*About this exercise*:
Report all lines in the records that hold the string "Thycotic".

*Given data*:
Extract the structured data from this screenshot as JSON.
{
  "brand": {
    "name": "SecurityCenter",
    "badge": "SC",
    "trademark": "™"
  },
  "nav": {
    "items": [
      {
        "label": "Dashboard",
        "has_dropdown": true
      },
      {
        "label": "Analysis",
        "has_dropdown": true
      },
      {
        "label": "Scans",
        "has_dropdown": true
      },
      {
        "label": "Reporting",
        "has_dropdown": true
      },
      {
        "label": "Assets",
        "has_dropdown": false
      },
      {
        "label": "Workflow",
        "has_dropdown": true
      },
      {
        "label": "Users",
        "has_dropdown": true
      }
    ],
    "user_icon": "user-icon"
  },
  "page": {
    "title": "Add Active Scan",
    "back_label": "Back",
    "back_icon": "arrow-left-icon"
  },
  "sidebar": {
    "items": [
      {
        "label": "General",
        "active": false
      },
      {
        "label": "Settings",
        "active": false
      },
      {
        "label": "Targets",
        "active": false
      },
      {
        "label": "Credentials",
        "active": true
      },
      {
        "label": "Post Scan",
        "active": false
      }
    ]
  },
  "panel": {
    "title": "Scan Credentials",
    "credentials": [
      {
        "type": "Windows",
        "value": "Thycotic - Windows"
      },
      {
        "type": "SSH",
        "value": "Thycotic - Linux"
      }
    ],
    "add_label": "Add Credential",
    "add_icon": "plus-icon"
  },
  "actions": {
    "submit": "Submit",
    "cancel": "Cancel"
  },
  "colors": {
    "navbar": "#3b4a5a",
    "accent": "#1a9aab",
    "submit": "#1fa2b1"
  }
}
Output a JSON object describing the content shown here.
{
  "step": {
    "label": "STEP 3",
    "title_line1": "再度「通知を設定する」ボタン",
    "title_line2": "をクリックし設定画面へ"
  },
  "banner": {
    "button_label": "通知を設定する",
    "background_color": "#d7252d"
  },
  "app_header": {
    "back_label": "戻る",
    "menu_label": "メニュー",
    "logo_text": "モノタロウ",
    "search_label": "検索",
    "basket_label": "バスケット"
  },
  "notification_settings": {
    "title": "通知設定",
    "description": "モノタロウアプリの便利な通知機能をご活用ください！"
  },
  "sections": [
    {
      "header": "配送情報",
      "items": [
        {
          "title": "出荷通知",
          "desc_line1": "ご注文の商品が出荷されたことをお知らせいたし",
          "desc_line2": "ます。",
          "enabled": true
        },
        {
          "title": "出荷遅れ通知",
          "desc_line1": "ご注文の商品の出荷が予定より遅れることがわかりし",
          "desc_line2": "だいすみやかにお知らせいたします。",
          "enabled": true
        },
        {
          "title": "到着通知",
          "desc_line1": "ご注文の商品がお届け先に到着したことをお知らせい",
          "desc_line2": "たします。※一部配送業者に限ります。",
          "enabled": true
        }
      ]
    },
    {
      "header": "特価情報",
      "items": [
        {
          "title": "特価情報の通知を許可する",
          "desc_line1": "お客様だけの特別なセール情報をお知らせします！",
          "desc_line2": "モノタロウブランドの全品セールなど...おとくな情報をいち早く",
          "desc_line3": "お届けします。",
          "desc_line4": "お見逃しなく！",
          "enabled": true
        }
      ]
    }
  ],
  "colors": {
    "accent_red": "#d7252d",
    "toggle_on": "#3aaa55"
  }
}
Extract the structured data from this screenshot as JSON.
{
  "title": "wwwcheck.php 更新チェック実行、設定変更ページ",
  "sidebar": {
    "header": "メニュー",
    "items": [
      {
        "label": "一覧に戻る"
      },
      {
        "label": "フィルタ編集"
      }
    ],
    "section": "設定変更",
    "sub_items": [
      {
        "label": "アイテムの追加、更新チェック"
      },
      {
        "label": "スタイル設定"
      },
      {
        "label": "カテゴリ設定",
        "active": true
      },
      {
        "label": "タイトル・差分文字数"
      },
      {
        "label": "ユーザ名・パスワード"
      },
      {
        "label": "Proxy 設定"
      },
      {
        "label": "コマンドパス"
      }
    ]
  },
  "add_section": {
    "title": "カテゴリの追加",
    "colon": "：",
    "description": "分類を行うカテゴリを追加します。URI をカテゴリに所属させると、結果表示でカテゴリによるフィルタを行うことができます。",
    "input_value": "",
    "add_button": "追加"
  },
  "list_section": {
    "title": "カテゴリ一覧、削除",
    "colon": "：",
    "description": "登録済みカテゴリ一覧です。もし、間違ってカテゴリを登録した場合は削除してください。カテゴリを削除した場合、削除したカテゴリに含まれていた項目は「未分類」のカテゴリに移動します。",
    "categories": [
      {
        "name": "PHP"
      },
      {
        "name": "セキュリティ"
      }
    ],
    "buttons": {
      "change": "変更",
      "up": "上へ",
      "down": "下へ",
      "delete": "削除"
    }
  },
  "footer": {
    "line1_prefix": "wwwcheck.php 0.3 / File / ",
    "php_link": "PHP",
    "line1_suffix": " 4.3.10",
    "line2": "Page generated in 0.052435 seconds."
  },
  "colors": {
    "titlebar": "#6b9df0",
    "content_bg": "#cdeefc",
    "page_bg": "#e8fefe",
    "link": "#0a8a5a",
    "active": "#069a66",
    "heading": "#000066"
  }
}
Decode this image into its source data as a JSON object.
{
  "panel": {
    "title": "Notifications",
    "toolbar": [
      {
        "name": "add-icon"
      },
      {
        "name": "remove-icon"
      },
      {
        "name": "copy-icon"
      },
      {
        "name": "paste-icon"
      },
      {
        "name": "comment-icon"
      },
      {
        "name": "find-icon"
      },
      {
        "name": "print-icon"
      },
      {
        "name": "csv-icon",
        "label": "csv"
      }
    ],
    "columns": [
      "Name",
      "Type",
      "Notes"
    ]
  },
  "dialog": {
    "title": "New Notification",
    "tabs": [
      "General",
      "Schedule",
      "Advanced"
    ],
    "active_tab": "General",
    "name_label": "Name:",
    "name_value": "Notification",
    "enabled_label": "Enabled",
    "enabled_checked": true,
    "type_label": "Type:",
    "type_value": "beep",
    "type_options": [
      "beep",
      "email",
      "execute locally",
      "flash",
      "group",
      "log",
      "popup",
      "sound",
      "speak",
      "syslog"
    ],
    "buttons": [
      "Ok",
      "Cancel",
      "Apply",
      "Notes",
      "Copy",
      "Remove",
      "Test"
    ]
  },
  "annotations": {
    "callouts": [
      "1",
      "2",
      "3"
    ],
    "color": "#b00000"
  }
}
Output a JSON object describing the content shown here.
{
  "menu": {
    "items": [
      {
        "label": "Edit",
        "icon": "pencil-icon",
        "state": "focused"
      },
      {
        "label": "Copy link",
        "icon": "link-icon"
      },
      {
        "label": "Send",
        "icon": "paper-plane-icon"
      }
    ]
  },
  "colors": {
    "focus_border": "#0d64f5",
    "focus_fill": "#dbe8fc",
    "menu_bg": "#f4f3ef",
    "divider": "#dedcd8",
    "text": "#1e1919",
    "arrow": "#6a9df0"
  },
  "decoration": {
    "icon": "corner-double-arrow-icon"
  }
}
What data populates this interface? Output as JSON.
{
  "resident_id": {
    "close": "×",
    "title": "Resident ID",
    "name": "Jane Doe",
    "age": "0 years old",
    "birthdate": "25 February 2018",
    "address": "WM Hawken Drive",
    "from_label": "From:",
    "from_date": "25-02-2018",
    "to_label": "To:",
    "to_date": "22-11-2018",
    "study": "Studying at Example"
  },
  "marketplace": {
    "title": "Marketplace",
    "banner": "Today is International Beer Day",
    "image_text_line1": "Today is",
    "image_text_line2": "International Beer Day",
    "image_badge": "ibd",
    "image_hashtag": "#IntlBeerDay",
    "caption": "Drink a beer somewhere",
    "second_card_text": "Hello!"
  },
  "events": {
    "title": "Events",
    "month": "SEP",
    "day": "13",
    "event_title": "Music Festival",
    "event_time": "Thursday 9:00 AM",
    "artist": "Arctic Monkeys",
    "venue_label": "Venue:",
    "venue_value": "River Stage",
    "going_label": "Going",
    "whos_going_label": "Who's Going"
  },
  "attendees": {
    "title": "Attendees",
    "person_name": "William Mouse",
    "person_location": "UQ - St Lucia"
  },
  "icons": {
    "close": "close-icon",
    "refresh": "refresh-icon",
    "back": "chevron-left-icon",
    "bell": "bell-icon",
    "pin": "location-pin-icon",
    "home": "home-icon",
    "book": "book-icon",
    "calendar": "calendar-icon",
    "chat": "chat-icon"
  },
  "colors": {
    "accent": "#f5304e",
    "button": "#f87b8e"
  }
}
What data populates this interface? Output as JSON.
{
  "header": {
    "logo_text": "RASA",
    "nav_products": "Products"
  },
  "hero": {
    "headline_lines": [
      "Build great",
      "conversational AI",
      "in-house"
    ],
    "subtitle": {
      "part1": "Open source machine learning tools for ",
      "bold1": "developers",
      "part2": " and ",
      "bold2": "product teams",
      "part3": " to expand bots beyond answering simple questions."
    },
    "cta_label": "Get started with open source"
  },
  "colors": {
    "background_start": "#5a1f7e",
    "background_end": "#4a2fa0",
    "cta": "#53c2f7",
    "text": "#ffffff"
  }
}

*Task output*:
        "value": "Thycotic - Windows"
        "value": "Thycotic - Linux"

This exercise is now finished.